ABOUT THIS EXERCISE ▸
The whole listing, except its pictures, is to be repeated exactly.

DATASET RECORDS ▸

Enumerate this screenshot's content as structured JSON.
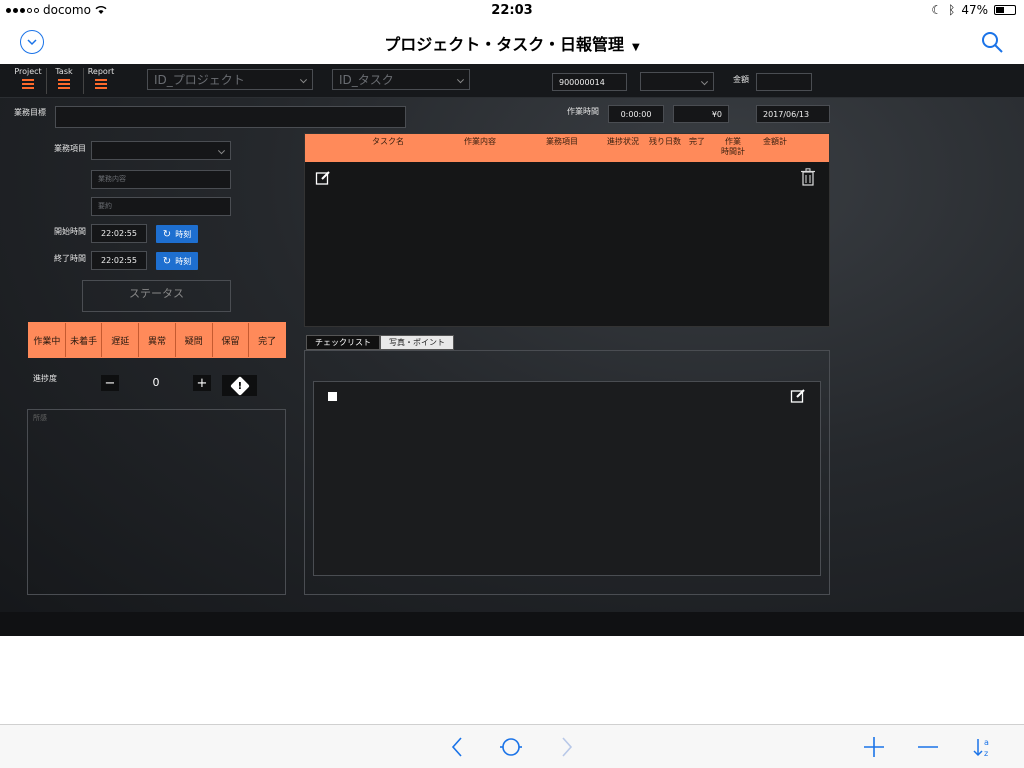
{
  "status_bar": {
    "carrier": "docomo",
    "time": "22:03",
    "battery": "47%",
    "battery_level": 0.47
  },
  "nav": {
    "title": "プロジェクト・タスク・日報管理",
    "title_caret": "▼"
  },
  "top_nav": {
    "project": "Project",
    "task": "Task",
    "report": "Report"
  },
  "top_fields": {
    "project_select_placeholder": "ID_プロジェクト",
    "task_select_placeholder": "ID_タスク",
    "id_value": "900000014",
    "select_value": "",
    "amount_label": "金額",
    "amount_value": ""
  },
  "form": {
    "goal_label": "業務目標",
    "goal_value": "",
    "work_time_label": "作業時間",
    "work_time_value": "0:00:00",
    "money_value": "¥0",
    "date_value": "2017/06/13",
    "item_label": "業務項目",
    "content_placeholder": "業務内容",
    "summary_placeholder": "要約",
    "start_label": "開始時間",
    "start_value": "22:02:55",
    "end_label": "終了時間",
    "end_value": "22:02:55",
    "time_button": "時刻",
    "status_placeholder": "ステータス",
    "progress_label": "進捗度",
    "progress_value": "0",
    "memo_placeholder": "所感"
  },
  "status_buttons": [
    "作業中",
    "未着手",
    "遅延",
    "異常",
    "疑問",
    "保留",
    "完了"
  ],
  "table": {
    "headers": [
      "タスク名",
      "作業内容",
      "業務項目",
      "進捗状況",
      "残り日数",
      "完了",
      "作業\n時間計",
      "金額計"
    ]
  },
  "tabs": [
    "チェックリスト",
    "写真・ポイント"
  ],
  "colors": {
    "accent_orange": "#ff8a5a",
    "ios_blue": "#1a73e8",
    "dark_bg": "#25282c"
  },
  "icons": {
    "nav_left": "chevron-down-circle-icon",
    "nav_right": "search-icon",
    "edit": "edit-icon",
    "trash": "trash-icon",
    "refresh": "refresh-icon",
    "warning": "warning-icon",
    "back": "chevron-left-icon",
    "home": "circle-icon",
    "forward": "chevron-right-icon",
    "add": "plus-icon",
    "remove": "minus-icon",
    "sort": "sort-az-icon"
  }
}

RESPONSE BOX ▸
Enumerate this screenshot's content as structured JSON.
{
  "status_bar": {
    "carrier": "docomo",
    "time": "22:03",
    "battery": "47%",
    "battery_level": 0.47
  },
  "nav": {
    "title": "プロジェクト・タスク・日報管理",
    "title_caret": "▼"
  },
  "top_nav": {
    "project": "Project",
    "task": "Task",
    "report": "Report"
  },
  "top_fields": {
    "project_select_placeholder": "ID_プロジェクト",
    "task_select_placeholder": "ID_タスク",
    "id_value": "900000014",
    "select_value": "",
    "amount_label": "金額",
    "amount_value": ""
  },
  "form": {
    "goal_label": "業務目標",
    "goal_value": "",
    "work_time_label": "作業時間",
    "work_time_value": "0:00:00",
    "money_value": "¥0",
    "date_value": "2017/06/13",
    "item_label": "業務項目",
    "content_placeholder": "業務内容",
    "summary_placeholder": "要約",
    "start_label": "開始時間",
    "start_value": "22:02:55",
    "end_label": "終了時間",
    "end_value": "22:02:55",
    "time_button": "時刻",
    "status_placeholder": "ステータス",
    "progress_label": "進捗度",
    "progress_value": "0",
    "memo_placeholder": "所感"
  },
  "status_buttons": [
    "作業中",
    "未着手",
    "遅延",
    "異常",
    "疑問",
    "保留",
    "完了"
  ],
  "table": {
    "headers": [
      "タスク名",
      "作業内容",
      "業務項目",
      "進捗状況",
      "残り日数",
      "完了",
      "作業\n時間計",
      "金額計"
    ]
  },
  "tabs": [
    "チェックリスト",
    "写真・ポイント"
  ],
  "colors": {
    "accent_orange": "#ff8a5a",
    "ios_blue": "#1a73e8",
    "dark_bg": "#25282c"
  },
  "icons": {
    "nav_left": "chevron-down-circle-icon",
    "nav_right": "search-icon",
    "edit": "edit-icon",
    "trash": "trash-icon",
    "refresh": "refresh-icon",
    "warning": "warning-icon",
    "back": "chevron-left-icon",
    "home": "circle-icon",
    "forward": "chevron-right-icon",
    "add": "plus-icon",
    "remove": "minus-icon",
    "sort": "sort-az-icon"
  }
}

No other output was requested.